Afghanistan was waiting Monday for a Taliban response to President Ashraf Ghani's suggestion of a three-month ceasefire, an offer welcomed by the United States and NATO after 17 years of war.
Ghani unveiled the government’s latest gambit during an Independence Day address late Sunday, saying security forces would observe the truce beginning this week -- but only if the Taliban reciprocated.
The move followed an extraordinarily violent week in Afghanistan that saw that Taliban storm the provincial capital of Ghazni -- just a two hour drive from Kabul -- and press the fight against security forces across the country, resulting in hundreds of deaths.

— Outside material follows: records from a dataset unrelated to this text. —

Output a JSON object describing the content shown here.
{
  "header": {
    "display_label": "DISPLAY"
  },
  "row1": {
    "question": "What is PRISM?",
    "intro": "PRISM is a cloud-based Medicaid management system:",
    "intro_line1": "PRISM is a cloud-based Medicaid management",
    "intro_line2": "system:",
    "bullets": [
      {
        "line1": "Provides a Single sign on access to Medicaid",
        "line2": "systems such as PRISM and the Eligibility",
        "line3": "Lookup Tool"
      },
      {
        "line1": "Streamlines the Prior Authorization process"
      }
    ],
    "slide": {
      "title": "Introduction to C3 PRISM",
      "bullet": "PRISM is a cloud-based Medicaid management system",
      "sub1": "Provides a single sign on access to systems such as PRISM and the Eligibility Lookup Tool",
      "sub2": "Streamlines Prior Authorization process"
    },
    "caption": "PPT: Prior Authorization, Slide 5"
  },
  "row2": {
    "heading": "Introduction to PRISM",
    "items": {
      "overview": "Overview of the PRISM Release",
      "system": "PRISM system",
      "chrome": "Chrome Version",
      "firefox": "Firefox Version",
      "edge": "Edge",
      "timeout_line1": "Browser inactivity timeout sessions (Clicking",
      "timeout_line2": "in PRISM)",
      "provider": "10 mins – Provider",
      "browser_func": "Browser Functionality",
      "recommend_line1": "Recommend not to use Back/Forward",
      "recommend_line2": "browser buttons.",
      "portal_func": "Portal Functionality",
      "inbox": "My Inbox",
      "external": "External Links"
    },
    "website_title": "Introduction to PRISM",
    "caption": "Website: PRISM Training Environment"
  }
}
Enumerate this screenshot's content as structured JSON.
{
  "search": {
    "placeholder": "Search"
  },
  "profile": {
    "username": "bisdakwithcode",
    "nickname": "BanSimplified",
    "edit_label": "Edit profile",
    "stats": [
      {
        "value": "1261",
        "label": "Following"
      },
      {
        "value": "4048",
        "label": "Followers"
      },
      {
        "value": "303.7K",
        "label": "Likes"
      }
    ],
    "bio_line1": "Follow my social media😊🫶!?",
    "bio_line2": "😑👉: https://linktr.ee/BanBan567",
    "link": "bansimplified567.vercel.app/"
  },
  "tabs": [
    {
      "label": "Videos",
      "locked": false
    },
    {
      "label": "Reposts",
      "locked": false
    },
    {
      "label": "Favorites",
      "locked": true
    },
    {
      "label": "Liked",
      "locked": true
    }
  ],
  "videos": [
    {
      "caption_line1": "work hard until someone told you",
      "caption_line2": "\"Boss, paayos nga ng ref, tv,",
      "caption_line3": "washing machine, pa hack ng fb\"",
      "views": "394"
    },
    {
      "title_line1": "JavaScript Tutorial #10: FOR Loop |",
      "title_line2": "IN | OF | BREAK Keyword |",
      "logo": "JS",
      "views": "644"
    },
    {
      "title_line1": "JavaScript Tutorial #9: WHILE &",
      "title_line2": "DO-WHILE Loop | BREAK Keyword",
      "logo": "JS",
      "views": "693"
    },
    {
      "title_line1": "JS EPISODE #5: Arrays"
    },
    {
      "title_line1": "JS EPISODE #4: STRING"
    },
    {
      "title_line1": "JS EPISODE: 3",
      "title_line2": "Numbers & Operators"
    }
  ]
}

The president said his office had cleared "all obstacles" to peace with the announcement following consultations with religious scholars, political parties and civil society groups.
The proposal was warmly greeted by both NATO and the US, with Secretary of State Mike Pompeo calling on the Taliban to participate.
The Taliban did not immediately respond to Ghani’s proposal but vowed to release hundreds of "enemy prisoners" to mark the Islamic Eid al-Adha holiday that starts this week.
Analysts said the government's move belied the desperation after recent heavy bloodshed.
"After Ghazni City and everything else, this looks really desperate," tweeted Bill Roggio, a senior fellow at the Foundation for Defense of Democracies.
If the militants accede to the ceasefire, it would be just the second nation-wide truce since the US-led invasion in 2001 that toppled the Taliban regime.
The first, in June, saw thousands of insurgents pour into cities across Afghanistan, eating ice cream and posing for selfies with security forces to celebrate.
The brief respite observed by both sides spurred hopes that a new path was opening for possible peace talks in the country to the end the nearly 17-year-old war.